“The best response for this film, which some people have, is they’re quite physically shaken,” she says. “They’ve got quite a lot of adrenaline afterward. That’s when it’s really exciting. They’re like, ‘I could kill someone!’ Or, ‘I could f— someone!’”
Visually, Fennell tapped production designer Suzie Davies and Oscar-winning “La La Land” cinematographer Linus Sandgren to bring her carefully imagined tale to life. They found a privately owned estate in Northamptonshire to stand in as the fictional Saltburn and the Oxford scenes were shot on location. Reference points included the work of Alfred Hitchcock and Stanley Kubrick, Joseph Losey’s 1971 film “The Go-Between” and the paintings of Caravaggio.
“The script was very visual when I read it,” Sandgren says. “It obviously has a black humor, but also is sensual. It’s gross and beautiful and ugly at the same time.”
Sandgren shot the film in the squarish 1.33 “Academy” ratio, an unusual choice that results in a kind of on-screen claustrophobia. It also allowed Fennell to fill the frame with close-ups of faces — and, at one point, Elordi’s armpit. (She created a mood board on armpit hair, which Fennell feels is both sexy and transgressive.)
“The standard for somebody being on film is perfection,” she says. “I don’t mean like beauty perfection — I mean literally that people would just be groomed, because people wouldn’t like to see a messed eyebrow hair. But I like to see that stuff because it’s really crucial information.”
The fastidiousness is a continuation of how Fennell approached “Promising Young Woman.” To her, a chair can’t be just a chair.
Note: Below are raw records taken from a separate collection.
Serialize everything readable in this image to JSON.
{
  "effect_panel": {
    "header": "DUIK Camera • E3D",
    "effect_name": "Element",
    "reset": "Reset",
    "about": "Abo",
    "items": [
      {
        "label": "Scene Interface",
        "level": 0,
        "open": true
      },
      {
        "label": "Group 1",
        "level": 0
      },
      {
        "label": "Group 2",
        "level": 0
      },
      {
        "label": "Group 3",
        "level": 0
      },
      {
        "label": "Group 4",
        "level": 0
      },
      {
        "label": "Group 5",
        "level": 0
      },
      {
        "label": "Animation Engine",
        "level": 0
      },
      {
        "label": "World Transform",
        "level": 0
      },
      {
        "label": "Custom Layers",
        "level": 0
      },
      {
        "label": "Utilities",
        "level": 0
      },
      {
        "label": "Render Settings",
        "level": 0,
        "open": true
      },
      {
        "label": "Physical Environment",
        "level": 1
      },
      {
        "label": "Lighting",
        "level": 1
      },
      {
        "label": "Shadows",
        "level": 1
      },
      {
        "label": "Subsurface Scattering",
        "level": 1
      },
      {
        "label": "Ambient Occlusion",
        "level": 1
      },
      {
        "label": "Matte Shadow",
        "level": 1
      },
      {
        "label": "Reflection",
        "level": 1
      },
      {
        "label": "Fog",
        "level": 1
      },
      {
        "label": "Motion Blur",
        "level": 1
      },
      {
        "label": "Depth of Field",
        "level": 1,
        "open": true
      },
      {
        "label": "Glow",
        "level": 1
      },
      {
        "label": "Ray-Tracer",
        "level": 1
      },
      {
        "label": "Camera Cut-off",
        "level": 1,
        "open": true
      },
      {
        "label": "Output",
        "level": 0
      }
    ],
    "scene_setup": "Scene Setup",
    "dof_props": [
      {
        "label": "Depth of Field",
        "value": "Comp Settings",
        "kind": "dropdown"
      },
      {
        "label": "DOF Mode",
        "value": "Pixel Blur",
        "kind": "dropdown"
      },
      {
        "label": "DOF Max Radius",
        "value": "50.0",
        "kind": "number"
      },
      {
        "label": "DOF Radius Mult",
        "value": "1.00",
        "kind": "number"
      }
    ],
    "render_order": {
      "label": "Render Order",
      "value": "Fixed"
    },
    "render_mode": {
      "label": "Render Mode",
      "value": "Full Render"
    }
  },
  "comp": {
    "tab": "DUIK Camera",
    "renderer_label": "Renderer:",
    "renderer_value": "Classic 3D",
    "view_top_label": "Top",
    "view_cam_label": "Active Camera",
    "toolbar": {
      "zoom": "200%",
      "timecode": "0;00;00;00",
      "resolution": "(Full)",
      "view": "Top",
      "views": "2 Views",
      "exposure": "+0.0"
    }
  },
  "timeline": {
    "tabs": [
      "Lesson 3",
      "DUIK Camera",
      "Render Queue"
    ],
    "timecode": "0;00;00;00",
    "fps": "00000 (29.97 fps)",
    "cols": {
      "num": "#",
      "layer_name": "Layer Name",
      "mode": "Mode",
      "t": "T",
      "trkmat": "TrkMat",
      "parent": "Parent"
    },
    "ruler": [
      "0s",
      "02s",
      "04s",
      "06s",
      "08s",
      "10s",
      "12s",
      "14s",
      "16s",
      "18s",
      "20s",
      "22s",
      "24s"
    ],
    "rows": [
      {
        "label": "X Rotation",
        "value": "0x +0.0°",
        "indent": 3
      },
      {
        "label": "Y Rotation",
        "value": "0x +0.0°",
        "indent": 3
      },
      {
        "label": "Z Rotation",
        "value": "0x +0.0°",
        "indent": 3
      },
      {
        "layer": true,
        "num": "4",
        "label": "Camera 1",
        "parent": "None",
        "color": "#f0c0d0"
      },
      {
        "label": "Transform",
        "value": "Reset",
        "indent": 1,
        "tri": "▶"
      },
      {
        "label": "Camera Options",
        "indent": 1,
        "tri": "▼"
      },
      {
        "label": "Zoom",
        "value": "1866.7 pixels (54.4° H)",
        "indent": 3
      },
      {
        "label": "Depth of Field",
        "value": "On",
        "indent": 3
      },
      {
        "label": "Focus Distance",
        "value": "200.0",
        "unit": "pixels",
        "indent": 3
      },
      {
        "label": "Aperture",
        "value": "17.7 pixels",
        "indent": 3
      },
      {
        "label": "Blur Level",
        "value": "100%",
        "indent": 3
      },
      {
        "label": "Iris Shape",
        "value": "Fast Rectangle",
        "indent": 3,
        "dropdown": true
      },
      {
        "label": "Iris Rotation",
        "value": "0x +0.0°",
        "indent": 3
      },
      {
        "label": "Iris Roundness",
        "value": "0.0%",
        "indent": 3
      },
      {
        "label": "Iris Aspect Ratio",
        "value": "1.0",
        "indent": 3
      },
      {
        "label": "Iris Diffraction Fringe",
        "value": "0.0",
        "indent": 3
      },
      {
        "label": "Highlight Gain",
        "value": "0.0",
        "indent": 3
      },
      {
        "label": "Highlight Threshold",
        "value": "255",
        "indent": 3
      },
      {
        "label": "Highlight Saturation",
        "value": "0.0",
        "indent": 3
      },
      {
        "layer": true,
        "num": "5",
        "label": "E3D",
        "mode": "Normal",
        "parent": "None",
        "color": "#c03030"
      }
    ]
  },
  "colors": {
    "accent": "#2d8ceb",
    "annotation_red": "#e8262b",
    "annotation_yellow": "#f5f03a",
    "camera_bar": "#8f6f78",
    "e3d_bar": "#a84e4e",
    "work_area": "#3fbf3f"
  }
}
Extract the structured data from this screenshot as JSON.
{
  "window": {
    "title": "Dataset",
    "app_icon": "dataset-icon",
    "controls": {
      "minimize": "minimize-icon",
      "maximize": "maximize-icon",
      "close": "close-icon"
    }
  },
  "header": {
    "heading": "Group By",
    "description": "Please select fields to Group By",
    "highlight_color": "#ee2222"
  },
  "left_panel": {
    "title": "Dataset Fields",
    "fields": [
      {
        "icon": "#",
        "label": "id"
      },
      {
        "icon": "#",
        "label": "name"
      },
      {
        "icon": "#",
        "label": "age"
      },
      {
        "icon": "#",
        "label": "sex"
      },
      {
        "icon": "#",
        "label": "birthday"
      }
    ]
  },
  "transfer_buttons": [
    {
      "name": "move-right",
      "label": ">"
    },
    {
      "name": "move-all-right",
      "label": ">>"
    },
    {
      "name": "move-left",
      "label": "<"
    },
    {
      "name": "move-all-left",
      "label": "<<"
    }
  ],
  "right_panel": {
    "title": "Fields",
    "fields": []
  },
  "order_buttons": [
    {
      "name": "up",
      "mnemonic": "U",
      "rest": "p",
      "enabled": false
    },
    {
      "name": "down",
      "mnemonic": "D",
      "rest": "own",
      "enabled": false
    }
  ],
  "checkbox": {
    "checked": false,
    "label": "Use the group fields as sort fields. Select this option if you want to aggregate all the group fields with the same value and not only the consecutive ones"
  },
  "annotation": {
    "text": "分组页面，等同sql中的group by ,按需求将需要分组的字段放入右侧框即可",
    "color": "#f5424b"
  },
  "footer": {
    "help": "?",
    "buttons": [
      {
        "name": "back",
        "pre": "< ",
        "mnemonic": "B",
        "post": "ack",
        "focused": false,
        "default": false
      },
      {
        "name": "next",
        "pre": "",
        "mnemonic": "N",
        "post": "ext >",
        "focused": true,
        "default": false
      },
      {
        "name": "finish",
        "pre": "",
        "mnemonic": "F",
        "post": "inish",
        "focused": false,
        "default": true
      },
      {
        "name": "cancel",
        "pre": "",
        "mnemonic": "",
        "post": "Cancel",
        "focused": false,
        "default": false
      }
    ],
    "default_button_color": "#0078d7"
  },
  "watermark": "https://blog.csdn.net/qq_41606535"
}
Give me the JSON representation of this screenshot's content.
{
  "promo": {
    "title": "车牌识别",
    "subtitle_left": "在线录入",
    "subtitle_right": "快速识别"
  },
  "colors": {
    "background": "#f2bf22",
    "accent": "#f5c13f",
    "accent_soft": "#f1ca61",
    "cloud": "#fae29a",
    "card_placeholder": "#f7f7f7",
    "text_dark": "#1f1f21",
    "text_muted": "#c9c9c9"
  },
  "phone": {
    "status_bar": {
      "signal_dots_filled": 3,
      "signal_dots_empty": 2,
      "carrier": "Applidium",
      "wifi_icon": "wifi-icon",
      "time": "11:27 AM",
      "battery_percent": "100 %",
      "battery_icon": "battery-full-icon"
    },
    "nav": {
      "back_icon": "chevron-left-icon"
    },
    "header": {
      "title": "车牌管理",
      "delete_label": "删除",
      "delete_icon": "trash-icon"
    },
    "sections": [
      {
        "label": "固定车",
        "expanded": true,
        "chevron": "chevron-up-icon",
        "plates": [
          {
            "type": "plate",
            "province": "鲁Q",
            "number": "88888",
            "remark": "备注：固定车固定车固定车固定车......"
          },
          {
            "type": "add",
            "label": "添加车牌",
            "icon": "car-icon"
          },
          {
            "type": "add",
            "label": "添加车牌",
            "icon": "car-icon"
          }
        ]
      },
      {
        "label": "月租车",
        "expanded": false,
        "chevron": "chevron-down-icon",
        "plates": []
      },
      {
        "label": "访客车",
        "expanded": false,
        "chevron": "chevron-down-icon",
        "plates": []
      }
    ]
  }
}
“There are 100,000 chair choices in the world that you could choose, so why that one?” she says. “And how do they sit in it? And is it slightly too low, which means they kind of can’t get out of it elegantly? For me, the pleasure of watching and making films is knowing that every detail has been forensically chosen.”
Sandgren confirms his director’s precision, “but she’s also willing to compromise,” he adds. “She gives a lot of respect to everyone and, at the same time, if she feels something is important, she’s always very honest.”
Fennell has continued to act, recently as Camilla Parker Bowles on two seasons of “The Crown” and as the pregnant “Midge” doll in “Barbie.” A singular shift to filmmaking, though, is imminent. Her next movie has long been percolating.
“I need some thinking time,” Fennell says of when she would realistically begin production on the idea. She has two young children with husband Chris Vernon, who take up a lot of her time. But she’s optimistic the wait will be “not long.”
For now, Fennell is content to observe the reaction to her riotous, disquieting latest — divisive, too, but any reaction is worthwhile to her if it gets people talking.
“She doesn’t see cinema as a way to teach people,” Mulligan says. “She’s a proper artist making stuff and putting it out, and people can respond to it in any which way.”
Fennell demurs, describing herself as “such a natural, slippery” people-pleaser. “I’m so spineless,” she says. “I’ll just do anything to make people like me.”
But when it comes to making films, she says, “that’s the one place I don’t have that quality.”